“But metal must be evil!” they wailed, fingers clutching their obsidian pearls. “It’s about darkness and despair!” they protested, all the while missing the true power that lies within the heart of the music. Certainly, heavy metal has grown through the varying interpretations of the artists that take up the craft over the years–yet so many seem to miss the point of coming face-to-face with its darkest elements. Metal is about power; it’s about not only being able to embrace the shadow self but to emerge from its crafty fires unscathed. Heavy metal is the essence of fearlessly breaking the chains that would weigh us down, and doing so with a roar of unruly defiance. Blame it on nostalgia if you must, but perhaps there is something to be said for the explosion of classic heavy metal bands when the world seems to be shrouded beneath an increasingly opaque shade of malevolent distress.
“Barrow Downs” continues the energy, leaning into the hi-hat shuffle. The organ again provides just the right amount of rich icing behind the catchiness of the tune, and the production again opens space for subtle touches, such as the occasional ding of the ride bell or the addition of the tamborine to the shuffle as the song’s climax emerges from the bridge. Interestingly enough, the two instruments almost take the spotlight on the “Fatige Schwingen Über Loudun” interlude before the synths take control at the crescendo. The transition is brief, and sets a perfect tone for the classical guitar intro to “Hexer (In Dreiteufelsnamen).” It’s a chivalrous, introspective moment before the battle cry arises once more, bringing with it a smoldering tune that screams for the heavens with pounding adrenaline despite the heavy chains of metal that weigh it down. It sounds like a glorious struggle to victory, so pure-hearted and true even in the face of the evil sorcerer from whence the song derives its name. The glory of the battle itself becomes the appeal.
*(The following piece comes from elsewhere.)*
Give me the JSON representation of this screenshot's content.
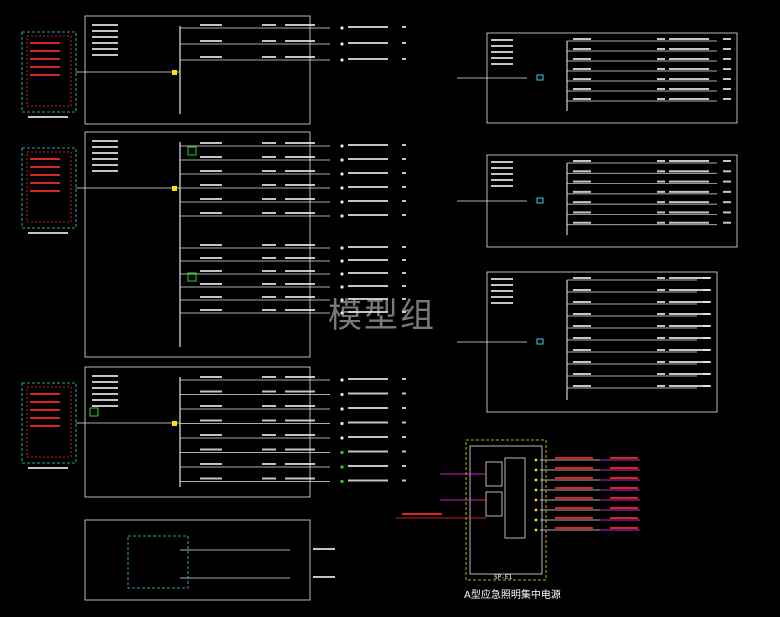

The use of German on “Hexer,” and also later on with the heavy metal re-imagining of Joachim Witt’s krautrock number “Der Goldene Reiter” adds a touch of authenticity. In the 80s, bands seemed to feel a need to have “English appeal,” often eschewing their mother tongue for broken English in an attempt to be noticed (compare the lyrical content of Nightmare’s Waiting For The Twilight album to their demo material sung in their native French). Since then, metal has torn down that barrier, and there is a sense of pride to be found in embracing the native tongue (see Tyrann’s album last year, which features an excellent mix of English and Swedish lyrics). It’s a testament to metal’s ability to be a universal vehicle for culture! What’s more, is the krautrock elements of “Der Goldene Reiter” extend beyond the cover, lightly bleeding into the preceding track, “Wrath Of The Sorcerers,” and the closing number, “Attila (Blazing Hooves).” Much in the way Heavy Load seemed to translate the Swedish pop hooks of groups completely removed from heavy metal like Abba, it feels as though Luzifer are lifting the Heavy Load spell book and swapping a few ingredients for distinctly German pop culture. It results in a unique voice; It results in Iron Shackles being an intoxicating brew of heavy metal, that, on the surface, may seem like a very well-executed traditional metal album, but peeling back the layers reveals so much more musically and culturally.
Iron Shackles taps out at the sweet spot of thirty-two minutes: It’s just enough to present a full idea while leaving the listener wanting more. It is so easy to hit play again when the final notes of the “Attila” fade away. It’s a complete work, a journey from front to end that flows effortlessly in its songwriting and execution that in no way overstays its welcome. The songwriting creates the wonderfully catchy moments that are still brimming with strength and power, the playing infectiously enthusiastic. The wonderful depth to the production gives the songs plenty of room to explore. It sounds like the band are not only killing it, but having an absolute blast doing so, nailing their timing and throwing just the right amount of extra strength in the leads and solos to take each tune a little further over the top. Luzifer have freed themselves from the iron shackles of constraint, broken the chains, and the result is nothing short of awe-inspiring power that’s as welcoming as it is intimidating. It’s not afraid to have fun or take risks, and the result pays off in the heavy metal album to beat this year.
Break the chains, free yourself from iron shackles. And nothing will stand in your way.